Take each line of the records below that contains the string "true" and copy it.

_RECORDS SUPPLIED_

================================

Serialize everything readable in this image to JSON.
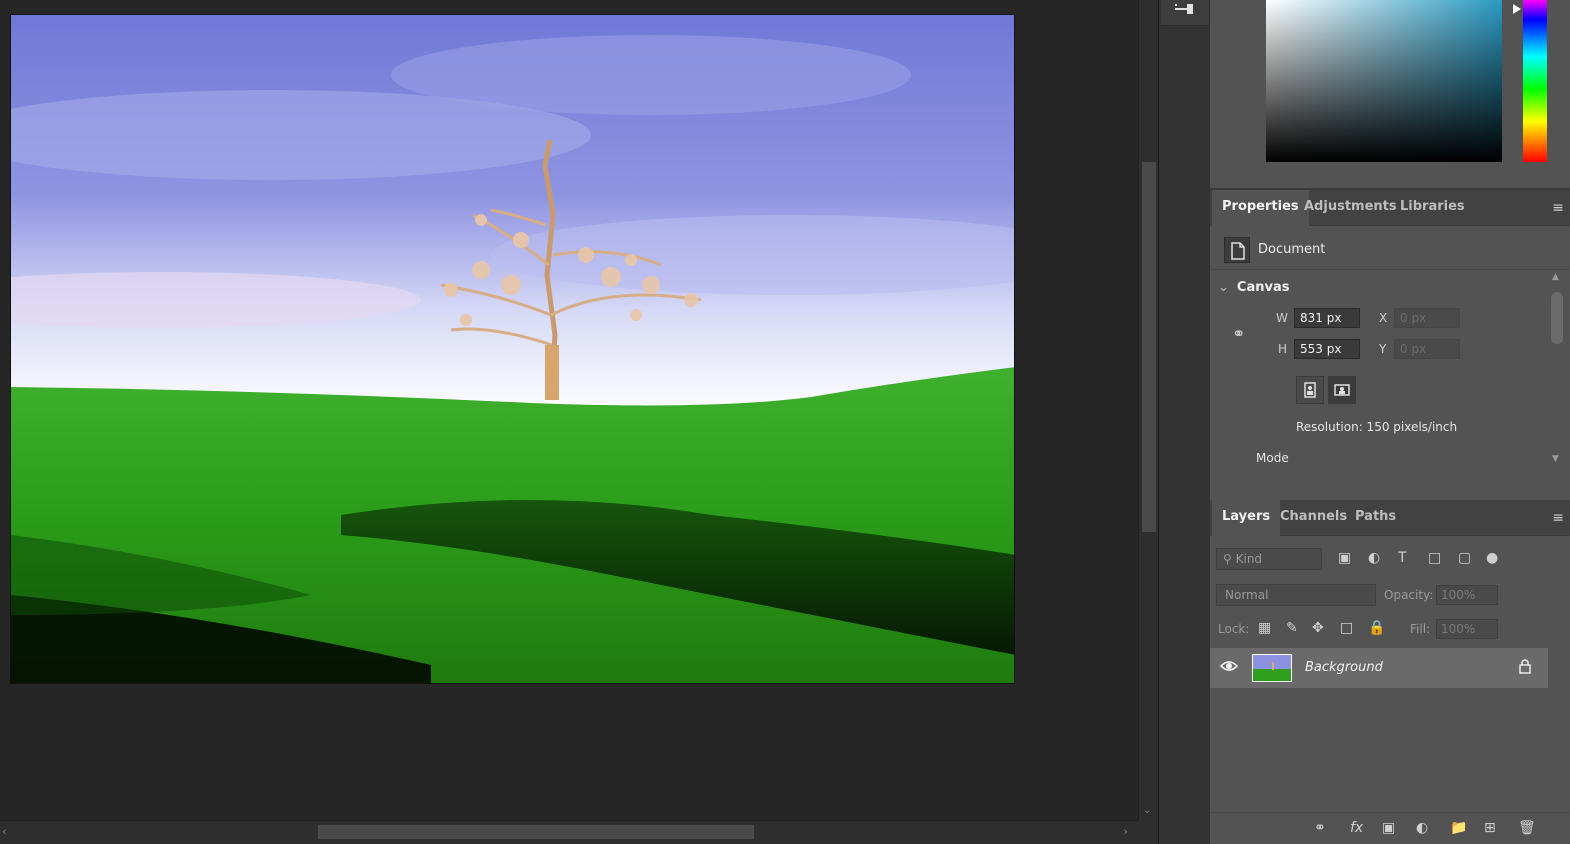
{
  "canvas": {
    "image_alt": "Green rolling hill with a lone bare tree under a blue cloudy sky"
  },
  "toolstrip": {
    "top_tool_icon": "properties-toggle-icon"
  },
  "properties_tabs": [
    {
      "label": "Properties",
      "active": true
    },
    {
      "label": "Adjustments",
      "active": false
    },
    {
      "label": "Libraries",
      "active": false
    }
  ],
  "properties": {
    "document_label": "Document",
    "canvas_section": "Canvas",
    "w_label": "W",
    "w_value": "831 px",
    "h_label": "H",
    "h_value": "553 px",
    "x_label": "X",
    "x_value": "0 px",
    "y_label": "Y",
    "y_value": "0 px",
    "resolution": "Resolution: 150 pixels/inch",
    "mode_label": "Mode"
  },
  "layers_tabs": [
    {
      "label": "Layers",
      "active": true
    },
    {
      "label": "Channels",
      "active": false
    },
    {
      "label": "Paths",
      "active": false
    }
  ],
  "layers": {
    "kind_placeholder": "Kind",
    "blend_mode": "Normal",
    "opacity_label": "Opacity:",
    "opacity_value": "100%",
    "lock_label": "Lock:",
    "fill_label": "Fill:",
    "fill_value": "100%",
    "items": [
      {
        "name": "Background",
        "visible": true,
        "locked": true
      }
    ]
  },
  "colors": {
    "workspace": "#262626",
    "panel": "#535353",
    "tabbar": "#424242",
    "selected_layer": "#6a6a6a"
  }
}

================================

_SOLUTION_
      "active": true
      "active": true
        "visible": true,
        "locked": true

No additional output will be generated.